Activity: Reprint the lines below as they are, minus the pictures.

Provided information:
# # #

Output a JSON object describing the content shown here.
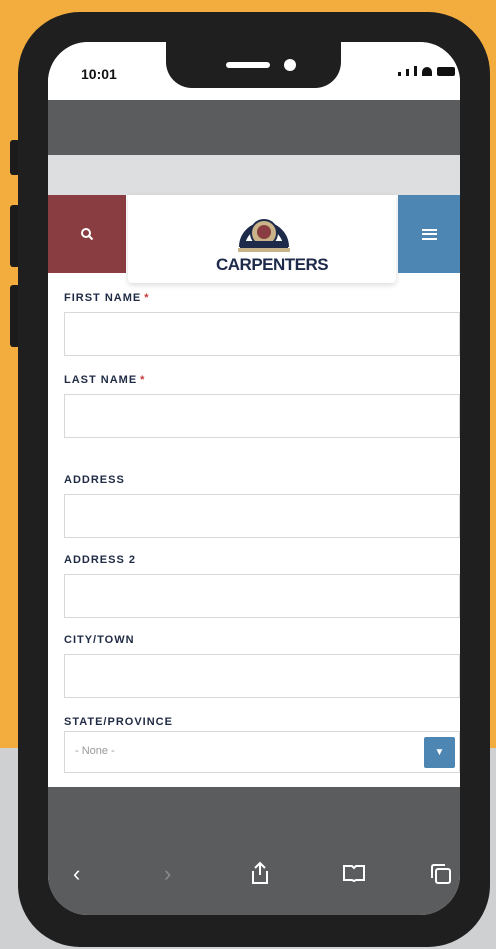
{
  "status_bar": {
    "time": "10:01"
  },
  "site": {
    "logo_text": "CARPENTERS",
    "search_icon": "search-icon",
    "menu_icon": "hamburger-menu-icon"
  },
  "form": {
    "fields": [
      {
        "label": "FIRST NAME",
        "required_mark": "*"
      },
      {
        "label": "LAST NAME",
        "required_mark": "*"
      },
      {
        "label": "ADDRESS"
      },
      {
        "label": "ADDRESS 2"
      },
      {
        "label": "CITY/TOWN"
      },
      {
        "label": "STATE/PROVINCE",
        "select_value": "- None -"
      }
    ]
  },
  "toolbar": {
    "back": "back-icon",
    "forward": "forward-icon",
    "share": "share-icon",
    "bookmarks": "bookmarks-icon",
    "tabs": "tabs-icon"
  },
  "colors": {
    "background": "#f3ad3e",
    "search_button": "#8a3d41",
    "menu_button": "#4d86b2",
    "label_text": "#1f2a44",
    "required": "#c83a3a"
  }
}
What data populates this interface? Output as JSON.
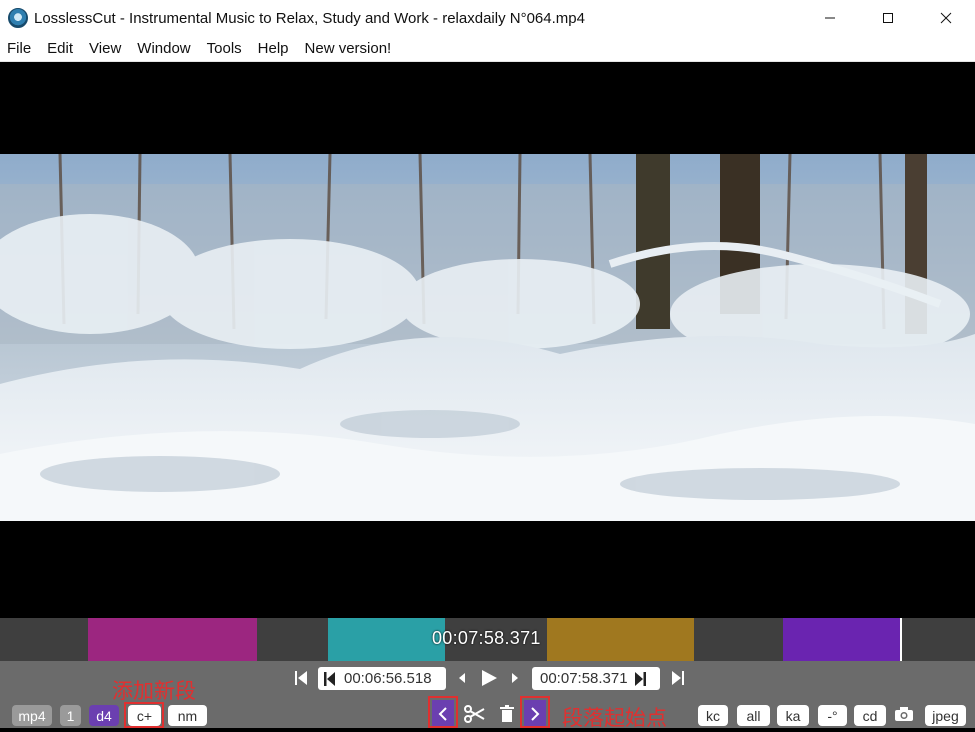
{
  "window": {
    "title": "LosslessCut - Instrumental Music to Relax, Study and Work - relaxdaily N°064.mp4",
    "minimize_icon": "minimize-icon",
    "maximize_icon": "maximize-icon",
    "close_icon": "close-icon"
  },
  "menu": [
    "File",
    "Edit",
    "View",
    "Window",
    "Tools",
    "Help",
    "New version!"
  ],
  "timeline": {
    "current_time": "00:07:58.371",
    "segments": [
      {
        "color": "#9c2680"
      },
      {
        "color": "#2aa0a6"
      },
      {
        "color": "#a0781f"
      },
      {
        "color": "#6a24b0"
      }
    ]
  },
  "transport": {
    "start_time": "00:06:56.518",
    "end_time": "00:07:58.371"
  },
  "bottom_left": {
    "format": "mp4",
    "tracks": "1",
    "d4": "d4",
    "add_segment": "c+",
    "nm": "nm"
  },
  "bottom_right": {
    "kc": "kc",
    "all": "all",
    "ka": "ka",
    "rotation": "-°",
    "cd": "cd",
    "jpeg": "jpeg"
  },
  "annotations": {
    "add_segment": "添加新段",
    "segment_start": "段落起始点"
  },
  "colors": {
    "annotation_red": "#e03030",
    "accent_purple": "#6b3fb0"
  }
}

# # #

The completed task:
Output a JSON object describing the content shown here.
{
  "status_bar": {
    "time": "10:01"
  },
  "site": {
    "logo_text": "CARPENTERS",
    "search_icon": "search-icon",
    "menu_icon": "hamburger-menu-icon"
  },
  "form": {
    "fields": [
      {
        "label": "FIRST NAME",
        "required_mark": "*"
      },
      {
        "label": "LAST NAME",
        "required_mark": "*"
      },
      {
        "label": "ADDRESS"
      },
      {
        "label": "ADDRESS 2"
      },
      {
        "label": "CITY/TOWN"
      },
      {
        "label": "STATE/PROVINCE",
        "select_value": "- None -"
      }
    ]
  },
  "toolbar": {
    "back": "back-icon",
    "forward": "forward-icon",
    "share": "share-icon",
    "bookmarks": "bookmarks-icon",
    "tabs": "tabs-icon"
  },
  "colors": {
    "background": "#f3ad3e",
    "search_button": "#8a3d41",
    "menu_button": "#4d86b2",
    "label_text": "#1f2a44",
    "required": "#c83a3a"
  }
}
What data populates this interface? Output as JSON.
{
  "window": {
    "title": "LosslessCut - Instrumental Music to Relax, Study and Work - relaxdaily N°064.mp4",
    "minimize_icon": "minimize-icon",
    "maximize_icon": "maximize-icon",
    "close_icon": "close-icon"
  },
  "menu": [
    "File",
    "Edit",
    "View",
    "Window",
    "Tools",
    "Help",
    "New version!"
  ],
  "timeline": {
    "current_time": "00:07:58.371",
    "segments": [
      {
        "color": "#9c2680"
      },
      {
        "color": "#2aa0a6"
      },
      {
        "color": "#a0781f"
      },
      {
        "color": "#6a24b0"
      }
    ]
  },
  "transport": {
    "start_time": "00:06:56.518",
    "end_time": "00:07:58.371"
  },
  "bottom_left": {
    "format": "mp4",
    "tracks": "1",
    "d4": "d4",
    "add_segment": "c+",
    "nm": "nm"
  },
  "bottom_right": {
    "kc": "kc",
    "all": "all",
    "ka": "ka",
    "rotation": "-°",
    "cd": "cd",
    "jpeg": "jpeg"
  },
  "annotations": {
    "add_segment": "添加新段",
    "segment_start": "段落起始点"
  },
  "colors": {
    "annotation_red": "#e03030",
    "accent_purple": "#6b3fb0"
  }
}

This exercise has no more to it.